# [Activity]
Show each line of the entries below in which the word "Cloud" appears.

BEGIN The data

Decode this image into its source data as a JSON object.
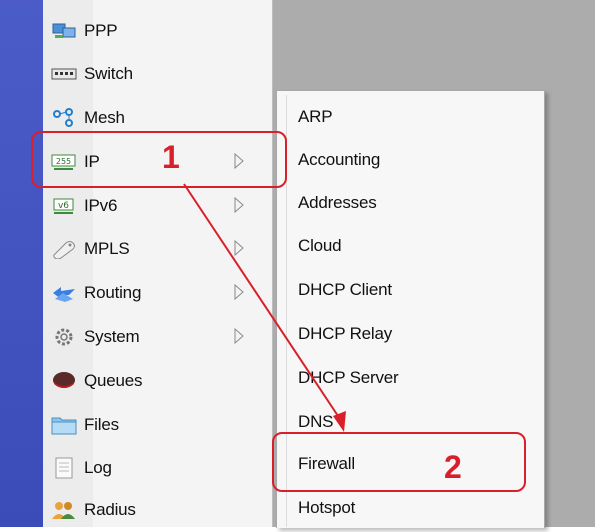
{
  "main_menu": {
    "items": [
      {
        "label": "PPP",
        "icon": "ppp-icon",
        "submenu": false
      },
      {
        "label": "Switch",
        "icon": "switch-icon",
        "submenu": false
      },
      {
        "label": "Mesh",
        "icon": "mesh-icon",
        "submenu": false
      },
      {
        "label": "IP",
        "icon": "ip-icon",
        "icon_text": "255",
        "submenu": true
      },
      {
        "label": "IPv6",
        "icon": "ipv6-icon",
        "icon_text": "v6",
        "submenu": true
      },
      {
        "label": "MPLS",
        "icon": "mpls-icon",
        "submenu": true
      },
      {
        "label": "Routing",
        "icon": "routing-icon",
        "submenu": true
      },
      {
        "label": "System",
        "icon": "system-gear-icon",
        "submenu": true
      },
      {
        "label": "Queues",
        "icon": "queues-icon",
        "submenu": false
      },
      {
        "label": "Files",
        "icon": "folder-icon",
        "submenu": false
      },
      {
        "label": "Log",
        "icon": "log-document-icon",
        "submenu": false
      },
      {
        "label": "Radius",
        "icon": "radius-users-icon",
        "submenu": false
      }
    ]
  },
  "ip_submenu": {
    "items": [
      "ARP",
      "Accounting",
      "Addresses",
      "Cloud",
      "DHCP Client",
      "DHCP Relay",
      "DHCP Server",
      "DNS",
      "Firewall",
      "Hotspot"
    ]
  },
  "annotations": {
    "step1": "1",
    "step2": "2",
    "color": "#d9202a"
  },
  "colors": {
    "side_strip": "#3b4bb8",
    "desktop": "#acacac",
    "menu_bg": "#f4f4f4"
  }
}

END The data
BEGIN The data

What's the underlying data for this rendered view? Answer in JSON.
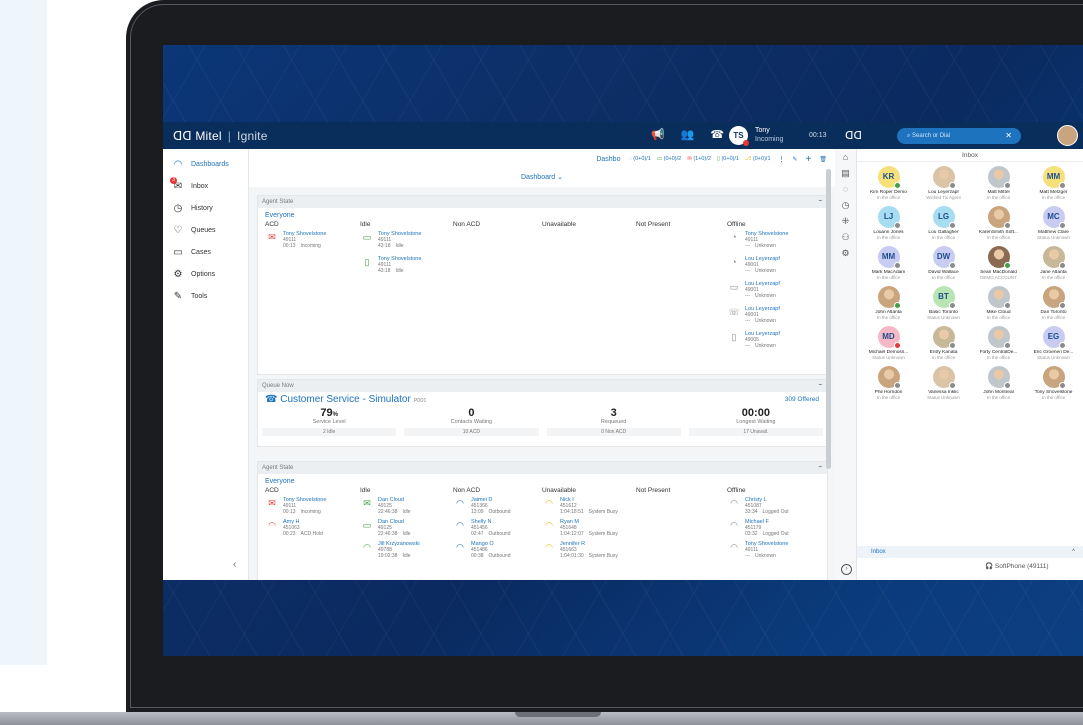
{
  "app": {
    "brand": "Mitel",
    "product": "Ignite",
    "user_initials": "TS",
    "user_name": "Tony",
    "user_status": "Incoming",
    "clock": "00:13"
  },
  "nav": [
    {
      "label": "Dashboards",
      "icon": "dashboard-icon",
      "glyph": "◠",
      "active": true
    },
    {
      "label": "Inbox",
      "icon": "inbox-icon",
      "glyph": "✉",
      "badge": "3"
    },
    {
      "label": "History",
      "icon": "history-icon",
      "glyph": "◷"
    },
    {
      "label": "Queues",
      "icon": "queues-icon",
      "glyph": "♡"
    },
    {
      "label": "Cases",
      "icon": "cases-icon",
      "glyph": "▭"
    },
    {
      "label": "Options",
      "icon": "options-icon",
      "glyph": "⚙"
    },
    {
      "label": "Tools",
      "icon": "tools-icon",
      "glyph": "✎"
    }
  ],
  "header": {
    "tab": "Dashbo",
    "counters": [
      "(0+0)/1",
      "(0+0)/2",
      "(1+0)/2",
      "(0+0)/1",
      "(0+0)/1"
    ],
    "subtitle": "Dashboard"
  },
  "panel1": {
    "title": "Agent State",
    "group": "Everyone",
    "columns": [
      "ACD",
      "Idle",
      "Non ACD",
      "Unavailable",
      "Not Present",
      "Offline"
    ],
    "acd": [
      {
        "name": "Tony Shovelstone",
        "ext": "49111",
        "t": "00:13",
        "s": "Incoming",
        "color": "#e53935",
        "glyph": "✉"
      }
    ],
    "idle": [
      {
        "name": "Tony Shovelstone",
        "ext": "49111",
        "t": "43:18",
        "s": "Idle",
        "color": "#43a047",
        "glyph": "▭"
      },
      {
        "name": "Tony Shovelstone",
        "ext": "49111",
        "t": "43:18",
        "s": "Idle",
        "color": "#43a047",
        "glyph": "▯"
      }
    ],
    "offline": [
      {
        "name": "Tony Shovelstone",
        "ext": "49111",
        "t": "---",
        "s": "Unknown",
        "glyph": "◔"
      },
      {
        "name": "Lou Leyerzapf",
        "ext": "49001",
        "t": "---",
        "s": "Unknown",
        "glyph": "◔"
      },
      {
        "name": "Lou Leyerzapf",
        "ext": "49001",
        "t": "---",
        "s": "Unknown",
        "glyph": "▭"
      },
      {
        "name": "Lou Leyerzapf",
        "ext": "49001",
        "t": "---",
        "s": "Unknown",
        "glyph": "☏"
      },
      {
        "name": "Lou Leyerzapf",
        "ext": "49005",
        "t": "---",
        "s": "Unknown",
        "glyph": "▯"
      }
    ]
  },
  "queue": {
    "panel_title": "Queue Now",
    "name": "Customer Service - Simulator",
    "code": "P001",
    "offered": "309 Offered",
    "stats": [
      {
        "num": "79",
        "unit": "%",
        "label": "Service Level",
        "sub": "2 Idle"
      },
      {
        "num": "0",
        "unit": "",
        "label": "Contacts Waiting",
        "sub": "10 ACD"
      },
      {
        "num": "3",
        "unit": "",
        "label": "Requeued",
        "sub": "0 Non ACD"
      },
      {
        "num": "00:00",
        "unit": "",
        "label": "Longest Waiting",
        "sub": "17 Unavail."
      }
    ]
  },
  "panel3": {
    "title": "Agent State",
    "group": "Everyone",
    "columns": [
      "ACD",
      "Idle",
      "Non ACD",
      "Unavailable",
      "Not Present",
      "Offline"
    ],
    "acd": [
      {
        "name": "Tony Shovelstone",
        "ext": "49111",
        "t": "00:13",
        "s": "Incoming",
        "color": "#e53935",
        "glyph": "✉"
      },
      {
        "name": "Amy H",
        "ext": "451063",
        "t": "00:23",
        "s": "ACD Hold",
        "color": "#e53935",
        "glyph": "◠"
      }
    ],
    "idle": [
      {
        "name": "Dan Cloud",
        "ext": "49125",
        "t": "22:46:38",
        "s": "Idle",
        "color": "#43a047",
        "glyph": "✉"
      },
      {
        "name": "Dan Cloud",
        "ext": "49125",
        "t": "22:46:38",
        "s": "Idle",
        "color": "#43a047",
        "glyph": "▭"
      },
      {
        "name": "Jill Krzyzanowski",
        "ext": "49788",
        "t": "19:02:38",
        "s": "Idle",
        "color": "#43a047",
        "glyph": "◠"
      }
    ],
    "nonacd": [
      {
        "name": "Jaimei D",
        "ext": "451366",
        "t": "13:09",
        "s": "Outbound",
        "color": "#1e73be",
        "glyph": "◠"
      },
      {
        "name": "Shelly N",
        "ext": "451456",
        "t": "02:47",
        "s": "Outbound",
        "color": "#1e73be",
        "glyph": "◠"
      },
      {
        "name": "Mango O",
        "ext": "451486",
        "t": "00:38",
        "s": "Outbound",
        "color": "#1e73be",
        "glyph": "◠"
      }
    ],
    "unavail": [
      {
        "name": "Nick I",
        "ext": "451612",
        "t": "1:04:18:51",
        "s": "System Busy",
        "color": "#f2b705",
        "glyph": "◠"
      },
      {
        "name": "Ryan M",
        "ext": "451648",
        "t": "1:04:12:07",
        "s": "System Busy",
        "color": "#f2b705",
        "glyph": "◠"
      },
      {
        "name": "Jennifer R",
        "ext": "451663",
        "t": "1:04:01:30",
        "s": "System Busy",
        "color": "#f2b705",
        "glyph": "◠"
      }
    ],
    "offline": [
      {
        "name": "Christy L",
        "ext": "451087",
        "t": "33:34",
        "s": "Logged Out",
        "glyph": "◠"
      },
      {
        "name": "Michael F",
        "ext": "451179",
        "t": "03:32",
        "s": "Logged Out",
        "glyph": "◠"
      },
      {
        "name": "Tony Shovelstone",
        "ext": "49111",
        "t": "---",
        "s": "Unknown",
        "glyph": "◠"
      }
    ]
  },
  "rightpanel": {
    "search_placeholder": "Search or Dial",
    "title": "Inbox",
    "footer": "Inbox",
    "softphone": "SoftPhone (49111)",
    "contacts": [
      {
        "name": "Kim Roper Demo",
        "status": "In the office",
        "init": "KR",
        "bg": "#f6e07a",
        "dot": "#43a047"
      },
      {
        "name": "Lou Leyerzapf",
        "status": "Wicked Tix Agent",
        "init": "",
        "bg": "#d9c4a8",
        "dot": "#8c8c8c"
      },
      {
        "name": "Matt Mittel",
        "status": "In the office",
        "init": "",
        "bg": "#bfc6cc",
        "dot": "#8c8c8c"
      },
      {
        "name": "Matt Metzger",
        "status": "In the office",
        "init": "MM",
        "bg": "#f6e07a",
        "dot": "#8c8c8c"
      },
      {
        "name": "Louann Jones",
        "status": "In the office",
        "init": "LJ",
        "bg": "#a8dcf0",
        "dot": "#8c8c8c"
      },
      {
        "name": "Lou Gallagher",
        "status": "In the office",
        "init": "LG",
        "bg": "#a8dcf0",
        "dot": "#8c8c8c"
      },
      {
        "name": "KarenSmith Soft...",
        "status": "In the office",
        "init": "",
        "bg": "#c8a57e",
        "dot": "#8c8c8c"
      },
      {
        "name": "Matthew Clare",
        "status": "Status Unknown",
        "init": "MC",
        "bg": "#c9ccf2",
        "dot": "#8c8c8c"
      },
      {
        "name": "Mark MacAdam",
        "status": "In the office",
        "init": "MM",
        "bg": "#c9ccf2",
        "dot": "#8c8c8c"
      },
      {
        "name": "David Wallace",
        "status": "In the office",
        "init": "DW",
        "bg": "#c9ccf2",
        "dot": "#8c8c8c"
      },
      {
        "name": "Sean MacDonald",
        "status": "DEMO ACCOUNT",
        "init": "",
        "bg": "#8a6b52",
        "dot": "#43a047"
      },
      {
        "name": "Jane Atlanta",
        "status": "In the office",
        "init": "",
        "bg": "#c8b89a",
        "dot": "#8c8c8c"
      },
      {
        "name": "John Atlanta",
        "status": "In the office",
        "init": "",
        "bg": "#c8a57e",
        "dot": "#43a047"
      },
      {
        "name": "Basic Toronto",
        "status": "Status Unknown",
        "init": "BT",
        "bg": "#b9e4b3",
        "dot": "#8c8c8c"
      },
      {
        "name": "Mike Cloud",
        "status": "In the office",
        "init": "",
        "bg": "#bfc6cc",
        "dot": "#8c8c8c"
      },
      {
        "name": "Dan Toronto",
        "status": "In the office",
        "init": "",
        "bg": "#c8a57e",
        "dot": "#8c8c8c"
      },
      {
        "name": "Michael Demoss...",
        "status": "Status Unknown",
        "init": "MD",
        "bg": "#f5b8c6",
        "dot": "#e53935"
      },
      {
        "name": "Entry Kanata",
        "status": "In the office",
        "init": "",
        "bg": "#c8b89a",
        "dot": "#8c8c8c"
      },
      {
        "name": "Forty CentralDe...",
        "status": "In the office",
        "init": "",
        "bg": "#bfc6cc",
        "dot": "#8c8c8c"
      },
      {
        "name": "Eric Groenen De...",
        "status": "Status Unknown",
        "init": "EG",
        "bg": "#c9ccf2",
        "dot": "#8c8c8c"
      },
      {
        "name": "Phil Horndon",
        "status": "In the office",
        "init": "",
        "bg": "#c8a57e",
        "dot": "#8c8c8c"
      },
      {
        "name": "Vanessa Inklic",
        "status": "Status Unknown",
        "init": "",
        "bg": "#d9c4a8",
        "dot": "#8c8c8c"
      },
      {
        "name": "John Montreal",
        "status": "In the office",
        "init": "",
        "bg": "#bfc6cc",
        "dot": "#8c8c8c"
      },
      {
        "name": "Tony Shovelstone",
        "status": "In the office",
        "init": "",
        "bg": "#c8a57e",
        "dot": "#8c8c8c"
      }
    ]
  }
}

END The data
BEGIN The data

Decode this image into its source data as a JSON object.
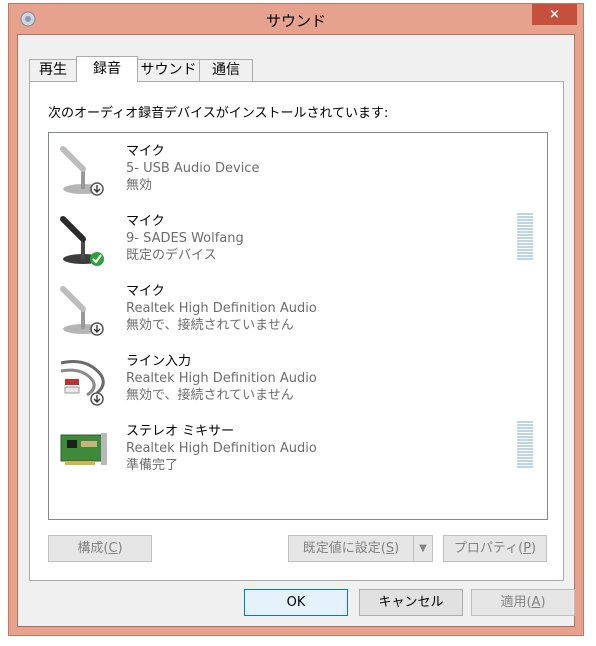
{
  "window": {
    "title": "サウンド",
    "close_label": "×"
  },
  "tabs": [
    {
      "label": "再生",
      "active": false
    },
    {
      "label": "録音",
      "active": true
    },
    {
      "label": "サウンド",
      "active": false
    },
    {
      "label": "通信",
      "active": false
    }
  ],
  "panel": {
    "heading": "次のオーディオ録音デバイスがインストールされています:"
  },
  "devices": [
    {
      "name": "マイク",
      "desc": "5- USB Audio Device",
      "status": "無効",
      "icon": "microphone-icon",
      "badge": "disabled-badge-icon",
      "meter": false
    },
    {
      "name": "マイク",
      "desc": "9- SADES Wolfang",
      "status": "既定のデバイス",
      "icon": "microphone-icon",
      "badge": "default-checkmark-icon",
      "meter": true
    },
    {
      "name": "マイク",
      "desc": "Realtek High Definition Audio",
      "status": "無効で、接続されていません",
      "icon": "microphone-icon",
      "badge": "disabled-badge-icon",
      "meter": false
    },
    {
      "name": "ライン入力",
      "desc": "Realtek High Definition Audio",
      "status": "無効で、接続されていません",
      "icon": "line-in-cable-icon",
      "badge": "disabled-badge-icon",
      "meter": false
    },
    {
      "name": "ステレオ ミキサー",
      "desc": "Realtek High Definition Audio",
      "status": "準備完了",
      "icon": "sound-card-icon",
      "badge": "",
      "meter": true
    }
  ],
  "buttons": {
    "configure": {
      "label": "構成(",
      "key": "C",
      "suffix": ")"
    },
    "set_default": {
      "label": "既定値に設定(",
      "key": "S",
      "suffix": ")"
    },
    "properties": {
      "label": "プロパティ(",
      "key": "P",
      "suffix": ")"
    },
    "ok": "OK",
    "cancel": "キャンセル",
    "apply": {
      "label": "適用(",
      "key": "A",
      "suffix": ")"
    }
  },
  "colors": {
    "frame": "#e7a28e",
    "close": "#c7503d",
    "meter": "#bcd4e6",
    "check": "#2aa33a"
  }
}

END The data

# [Result for this task]
      "Cloud",
        "name": "Dan Cloud",
        "name": "Dan Cloud",
        "name": "Mike Cloud",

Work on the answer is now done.